"Turn Left Here? Why Problems with GPS Show our Cyber Weaknesses" on the Truman National Security Project
It turns out that the problems with GPS are bigger than any of us knew about — and that has serious implications about not just GPS, but about the larger cybersecurity debate that is playing out in the Senate this week with the final debate over the revised Cybersecurity Act of 2012.
Last month news broke that a team of researchers from the University of Texas had hijacked a drone by spoofing the GPS used in it’s navigation system. “Spoofing” is a hacking technique that involves fooling a computer into believing that the hacker’s computer is a trusted computer. In this case, the U of T team fooled the drone by sending a signal that pretended to be from satellites in the GPS constellation but contained inaccurate location information — information that would have caused the drone to crash if not for pilot intervention.

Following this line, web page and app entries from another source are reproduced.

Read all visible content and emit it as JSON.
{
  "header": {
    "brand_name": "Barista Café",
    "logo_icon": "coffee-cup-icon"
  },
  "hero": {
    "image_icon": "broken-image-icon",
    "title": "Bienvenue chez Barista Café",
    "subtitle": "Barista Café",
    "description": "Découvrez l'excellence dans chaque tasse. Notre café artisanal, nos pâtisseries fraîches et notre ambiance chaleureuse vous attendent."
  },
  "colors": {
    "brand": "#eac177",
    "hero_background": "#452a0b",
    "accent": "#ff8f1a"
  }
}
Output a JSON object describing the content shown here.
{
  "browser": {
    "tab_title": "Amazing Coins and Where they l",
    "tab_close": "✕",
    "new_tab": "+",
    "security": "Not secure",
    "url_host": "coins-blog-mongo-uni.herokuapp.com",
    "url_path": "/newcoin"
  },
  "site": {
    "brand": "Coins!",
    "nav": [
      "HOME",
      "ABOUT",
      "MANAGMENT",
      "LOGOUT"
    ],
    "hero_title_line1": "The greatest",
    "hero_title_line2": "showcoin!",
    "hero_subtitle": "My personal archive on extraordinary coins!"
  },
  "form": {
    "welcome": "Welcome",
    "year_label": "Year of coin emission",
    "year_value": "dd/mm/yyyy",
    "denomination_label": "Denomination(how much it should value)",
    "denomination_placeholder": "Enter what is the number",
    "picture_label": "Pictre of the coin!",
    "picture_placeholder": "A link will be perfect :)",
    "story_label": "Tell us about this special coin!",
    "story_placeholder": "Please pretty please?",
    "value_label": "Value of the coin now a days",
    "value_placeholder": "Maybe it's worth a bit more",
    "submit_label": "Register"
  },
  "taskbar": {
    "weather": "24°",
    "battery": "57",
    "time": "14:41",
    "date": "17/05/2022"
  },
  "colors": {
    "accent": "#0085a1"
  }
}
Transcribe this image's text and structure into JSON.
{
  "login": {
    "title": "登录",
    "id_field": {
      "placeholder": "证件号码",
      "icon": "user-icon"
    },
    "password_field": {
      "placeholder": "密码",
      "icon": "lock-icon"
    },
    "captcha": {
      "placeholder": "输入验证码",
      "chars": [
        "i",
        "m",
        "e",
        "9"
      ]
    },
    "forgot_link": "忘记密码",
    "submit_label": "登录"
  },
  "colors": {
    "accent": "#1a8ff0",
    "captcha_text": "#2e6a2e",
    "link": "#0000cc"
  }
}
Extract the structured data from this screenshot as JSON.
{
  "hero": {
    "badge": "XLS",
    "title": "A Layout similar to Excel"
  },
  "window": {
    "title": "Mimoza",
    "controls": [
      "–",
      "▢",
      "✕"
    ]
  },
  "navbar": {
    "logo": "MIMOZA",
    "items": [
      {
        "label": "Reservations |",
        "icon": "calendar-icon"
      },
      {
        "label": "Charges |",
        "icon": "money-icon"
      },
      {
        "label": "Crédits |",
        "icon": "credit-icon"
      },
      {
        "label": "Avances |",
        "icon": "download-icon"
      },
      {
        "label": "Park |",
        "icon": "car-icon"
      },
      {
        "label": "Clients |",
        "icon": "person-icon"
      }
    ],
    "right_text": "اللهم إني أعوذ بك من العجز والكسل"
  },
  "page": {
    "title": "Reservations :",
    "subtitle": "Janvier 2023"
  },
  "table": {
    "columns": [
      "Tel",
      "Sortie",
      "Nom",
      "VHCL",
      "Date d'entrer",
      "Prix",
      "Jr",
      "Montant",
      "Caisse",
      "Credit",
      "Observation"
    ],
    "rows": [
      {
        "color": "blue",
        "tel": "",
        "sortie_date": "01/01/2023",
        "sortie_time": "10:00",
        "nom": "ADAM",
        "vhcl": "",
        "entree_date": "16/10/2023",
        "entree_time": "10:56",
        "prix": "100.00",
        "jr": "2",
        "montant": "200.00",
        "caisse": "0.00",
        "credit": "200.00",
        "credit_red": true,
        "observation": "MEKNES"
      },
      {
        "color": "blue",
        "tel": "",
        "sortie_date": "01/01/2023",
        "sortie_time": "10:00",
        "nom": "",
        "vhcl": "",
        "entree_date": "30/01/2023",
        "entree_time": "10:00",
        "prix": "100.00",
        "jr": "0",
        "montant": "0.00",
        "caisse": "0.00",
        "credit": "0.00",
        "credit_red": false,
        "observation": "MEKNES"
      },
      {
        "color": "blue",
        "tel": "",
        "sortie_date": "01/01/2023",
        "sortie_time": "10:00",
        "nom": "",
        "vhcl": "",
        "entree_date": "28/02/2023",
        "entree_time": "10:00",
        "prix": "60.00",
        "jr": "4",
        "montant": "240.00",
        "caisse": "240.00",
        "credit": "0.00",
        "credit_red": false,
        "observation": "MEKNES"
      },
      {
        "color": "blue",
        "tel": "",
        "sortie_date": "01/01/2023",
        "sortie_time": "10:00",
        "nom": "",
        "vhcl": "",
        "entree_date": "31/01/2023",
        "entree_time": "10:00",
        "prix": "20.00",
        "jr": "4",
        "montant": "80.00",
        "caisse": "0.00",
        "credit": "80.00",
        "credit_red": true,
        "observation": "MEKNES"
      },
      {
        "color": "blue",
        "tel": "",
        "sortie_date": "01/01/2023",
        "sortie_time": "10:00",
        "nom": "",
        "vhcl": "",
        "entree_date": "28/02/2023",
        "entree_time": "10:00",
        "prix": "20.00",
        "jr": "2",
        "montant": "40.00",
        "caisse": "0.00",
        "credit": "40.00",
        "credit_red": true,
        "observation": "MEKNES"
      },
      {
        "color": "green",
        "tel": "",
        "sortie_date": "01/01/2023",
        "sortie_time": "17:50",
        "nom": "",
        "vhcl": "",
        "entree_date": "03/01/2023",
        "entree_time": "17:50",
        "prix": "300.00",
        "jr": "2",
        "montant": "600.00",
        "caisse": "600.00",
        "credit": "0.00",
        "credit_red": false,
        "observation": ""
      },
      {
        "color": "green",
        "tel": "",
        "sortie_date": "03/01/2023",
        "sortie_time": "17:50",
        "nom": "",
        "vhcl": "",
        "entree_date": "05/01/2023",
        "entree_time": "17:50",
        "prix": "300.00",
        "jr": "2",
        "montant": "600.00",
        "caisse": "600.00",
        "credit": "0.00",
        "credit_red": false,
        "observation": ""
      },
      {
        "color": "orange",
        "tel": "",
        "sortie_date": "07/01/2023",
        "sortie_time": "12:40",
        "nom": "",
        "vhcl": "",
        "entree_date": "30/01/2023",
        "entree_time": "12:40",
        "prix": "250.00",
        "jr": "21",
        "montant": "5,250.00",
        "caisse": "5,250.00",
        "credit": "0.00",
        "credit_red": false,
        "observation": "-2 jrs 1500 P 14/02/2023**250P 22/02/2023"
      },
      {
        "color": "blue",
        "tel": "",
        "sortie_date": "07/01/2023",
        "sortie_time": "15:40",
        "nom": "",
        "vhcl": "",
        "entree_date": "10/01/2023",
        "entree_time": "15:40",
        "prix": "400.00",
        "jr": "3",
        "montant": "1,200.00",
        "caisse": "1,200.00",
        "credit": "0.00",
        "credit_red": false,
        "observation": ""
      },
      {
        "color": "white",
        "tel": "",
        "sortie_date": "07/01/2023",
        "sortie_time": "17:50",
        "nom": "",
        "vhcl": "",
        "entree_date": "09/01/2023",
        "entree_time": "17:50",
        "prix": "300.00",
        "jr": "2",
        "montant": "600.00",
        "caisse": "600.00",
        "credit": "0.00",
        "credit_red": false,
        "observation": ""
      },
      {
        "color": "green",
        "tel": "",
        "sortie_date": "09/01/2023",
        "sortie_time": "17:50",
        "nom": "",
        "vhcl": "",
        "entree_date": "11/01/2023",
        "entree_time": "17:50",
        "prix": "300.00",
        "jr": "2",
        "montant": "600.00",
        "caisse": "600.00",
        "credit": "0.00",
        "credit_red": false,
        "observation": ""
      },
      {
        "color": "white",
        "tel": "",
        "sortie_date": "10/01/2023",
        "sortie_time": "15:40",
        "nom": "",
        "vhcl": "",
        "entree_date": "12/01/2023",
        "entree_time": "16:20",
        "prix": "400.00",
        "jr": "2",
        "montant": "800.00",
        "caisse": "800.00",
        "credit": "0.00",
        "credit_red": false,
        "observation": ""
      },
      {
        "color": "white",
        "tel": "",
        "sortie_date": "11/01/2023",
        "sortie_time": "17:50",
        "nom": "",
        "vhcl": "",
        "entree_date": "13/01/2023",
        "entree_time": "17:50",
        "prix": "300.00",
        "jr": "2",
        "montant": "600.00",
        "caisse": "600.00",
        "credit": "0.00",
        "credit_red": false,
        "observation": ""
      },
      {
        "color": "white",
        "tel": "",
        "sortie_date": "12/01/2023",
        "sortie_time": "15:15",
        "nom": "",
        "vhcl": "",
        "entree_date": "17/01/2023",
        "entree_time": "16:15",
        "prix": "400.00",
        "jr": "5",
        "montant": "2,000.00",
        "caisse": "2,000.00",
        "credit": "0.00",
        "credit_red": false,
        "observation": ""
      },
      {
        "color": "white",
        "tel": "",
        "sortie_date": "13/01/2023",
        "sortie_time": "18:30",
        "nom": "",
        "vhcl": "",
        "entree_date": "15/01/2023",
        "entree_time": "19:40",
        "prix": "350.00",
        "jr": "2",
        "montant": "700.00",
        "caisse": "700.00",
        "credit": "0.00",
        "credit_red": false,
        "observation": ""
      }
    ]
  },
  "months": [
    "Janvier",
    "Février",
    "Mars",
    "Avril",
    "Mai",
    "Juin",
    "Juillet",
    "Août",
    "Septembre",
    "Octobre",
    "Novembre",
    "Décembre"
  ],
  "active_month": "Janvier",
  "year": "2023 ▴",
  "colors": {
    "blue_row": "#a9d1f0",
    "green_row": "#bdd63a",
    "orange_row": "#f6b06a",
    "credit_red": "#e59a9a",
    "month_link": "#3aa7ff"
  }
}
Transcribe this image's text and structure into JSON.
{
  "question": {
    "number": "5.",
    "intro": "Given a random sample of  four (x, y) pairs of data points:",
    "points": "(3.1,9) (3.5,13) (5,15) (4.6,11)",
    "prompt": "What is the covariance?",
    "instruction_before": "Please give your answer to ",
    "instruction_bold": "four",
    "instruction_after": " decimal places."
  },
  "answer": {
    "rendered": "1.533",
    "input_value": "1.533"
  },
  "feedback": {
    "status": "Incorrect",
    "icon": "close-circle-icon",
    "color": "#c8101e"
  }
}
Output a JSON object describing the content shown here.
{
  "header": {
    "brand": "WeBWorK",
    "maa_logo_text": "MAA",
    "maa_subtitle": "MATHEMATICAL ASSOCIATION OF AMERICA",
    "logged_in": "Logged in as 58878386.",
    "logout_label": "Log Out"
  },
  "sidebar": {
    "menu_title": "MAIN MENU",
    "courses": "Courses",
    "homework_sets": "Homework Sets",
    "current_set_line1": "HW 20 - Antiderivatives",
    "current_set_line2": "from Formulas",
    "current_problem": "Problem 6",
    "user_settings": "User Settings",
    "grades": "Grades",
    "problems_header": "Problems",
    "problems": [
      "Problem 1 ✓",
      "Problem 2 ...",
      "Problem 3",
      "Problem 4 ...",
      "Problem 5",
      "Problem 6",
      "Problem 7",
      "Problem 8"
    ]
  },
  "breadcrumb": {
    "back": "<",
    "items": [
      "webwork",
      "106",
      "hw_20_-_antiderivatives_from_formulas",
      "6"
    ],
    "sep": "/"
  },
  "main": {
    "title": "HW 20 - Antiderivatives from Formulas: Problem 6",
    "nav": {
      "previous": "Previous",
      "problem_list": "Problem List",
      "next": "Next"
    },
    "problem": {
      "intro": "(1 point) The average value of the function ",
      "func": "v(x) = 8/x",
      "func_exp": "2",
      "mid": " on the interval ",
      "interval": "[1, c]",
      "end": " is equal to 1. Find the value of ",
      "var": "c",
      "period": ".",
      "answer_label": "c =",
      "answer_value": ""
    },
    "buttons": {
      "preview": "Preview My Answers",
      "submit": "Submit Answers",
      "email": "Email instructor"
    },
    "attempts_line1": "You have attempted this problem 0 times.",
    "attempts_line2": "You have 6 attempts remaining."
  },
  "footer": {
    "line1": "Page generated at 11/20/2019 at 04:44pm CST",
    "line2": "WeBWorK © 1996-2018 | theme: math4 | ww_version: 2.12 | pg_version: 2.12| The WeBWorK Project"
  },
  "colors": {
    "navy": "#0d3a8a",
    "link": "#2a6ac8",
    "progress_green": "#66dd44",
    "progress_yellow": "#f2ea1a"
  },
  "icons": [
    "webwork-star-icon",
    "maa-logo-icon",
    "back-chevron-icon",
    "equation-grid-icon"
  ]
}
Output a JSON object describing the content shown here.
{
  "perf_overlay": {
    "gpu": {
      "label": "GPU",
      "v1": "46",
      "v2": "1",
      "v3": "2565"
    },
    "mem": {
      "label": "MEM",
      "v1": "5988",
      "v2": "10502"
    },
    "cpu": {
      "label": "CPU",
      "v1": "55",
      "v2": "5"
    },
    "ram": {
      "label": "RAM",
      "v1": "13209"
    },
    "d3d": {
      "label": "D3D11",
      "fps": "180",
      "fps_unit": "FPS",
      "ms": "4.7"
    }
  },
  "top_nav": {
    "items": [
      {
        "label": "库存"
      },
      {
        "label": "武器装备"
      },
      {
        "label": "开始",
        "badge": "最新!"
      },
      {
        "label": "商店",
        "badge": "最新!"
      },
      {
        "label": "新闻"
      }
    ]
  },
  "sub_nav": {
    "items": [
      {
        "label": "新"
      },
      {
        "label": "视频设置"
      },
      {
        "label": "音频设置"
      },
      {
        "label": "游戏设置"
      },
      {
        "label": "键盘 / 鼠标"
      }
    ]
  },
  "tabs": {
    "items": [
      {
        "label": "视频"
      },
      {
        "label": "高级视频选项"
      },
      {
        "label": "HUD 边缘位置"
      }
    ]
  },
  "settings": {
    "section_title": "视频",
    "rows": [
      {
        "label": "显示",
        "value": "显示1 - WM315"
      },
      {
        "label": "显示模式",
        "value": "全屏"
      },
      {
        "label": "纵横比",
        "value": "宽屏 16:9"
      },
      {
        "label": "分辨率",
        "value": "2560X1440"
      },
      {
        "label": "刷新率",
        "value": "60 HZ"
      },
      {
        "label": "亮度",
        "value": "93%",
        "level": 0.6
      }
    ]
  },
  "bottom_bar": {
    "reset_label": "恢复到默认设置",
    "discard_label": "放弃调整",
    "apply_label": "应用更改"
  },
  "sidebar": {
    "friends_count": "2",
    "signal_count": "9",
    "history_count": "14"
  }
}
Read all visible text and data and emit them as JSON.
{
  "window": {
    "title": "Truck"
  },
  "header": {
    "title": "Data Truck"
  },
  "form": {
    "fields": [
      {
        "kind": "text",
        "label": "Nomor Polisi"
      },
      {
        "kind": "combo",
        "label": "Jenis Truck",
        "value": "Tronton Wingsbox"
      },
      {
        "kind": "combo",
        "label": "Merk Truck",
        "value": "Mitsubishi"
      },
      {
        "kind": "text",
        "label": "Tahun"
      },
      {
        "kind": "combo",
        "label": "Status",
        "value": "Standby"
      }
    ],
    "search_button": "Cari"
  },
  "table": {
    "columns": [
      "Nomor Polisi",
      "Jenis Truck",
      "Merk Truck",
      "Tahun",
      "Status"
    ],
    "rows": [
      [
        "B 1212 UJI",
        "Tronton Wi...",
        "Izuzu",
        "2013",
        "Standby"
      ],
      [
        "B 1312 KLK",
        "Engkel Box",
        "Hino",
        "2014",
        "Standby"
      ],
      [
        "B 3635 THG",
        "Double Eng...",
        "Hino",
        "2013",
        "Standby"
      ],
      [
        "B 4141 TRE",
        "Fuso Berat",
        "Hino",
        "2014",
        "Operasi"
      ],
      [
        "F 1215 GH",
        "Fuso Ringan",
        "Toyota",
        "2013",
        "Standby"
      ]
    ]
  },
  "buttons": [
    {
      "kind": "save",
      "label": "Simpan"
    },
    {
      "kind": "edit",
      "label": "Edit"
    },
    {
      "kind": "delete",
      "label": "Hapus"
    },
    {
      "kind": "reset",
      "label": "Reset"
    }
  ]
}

Which should worry you not just because GPS helps fly drones but also because none of us know how to get anywhere without it any more.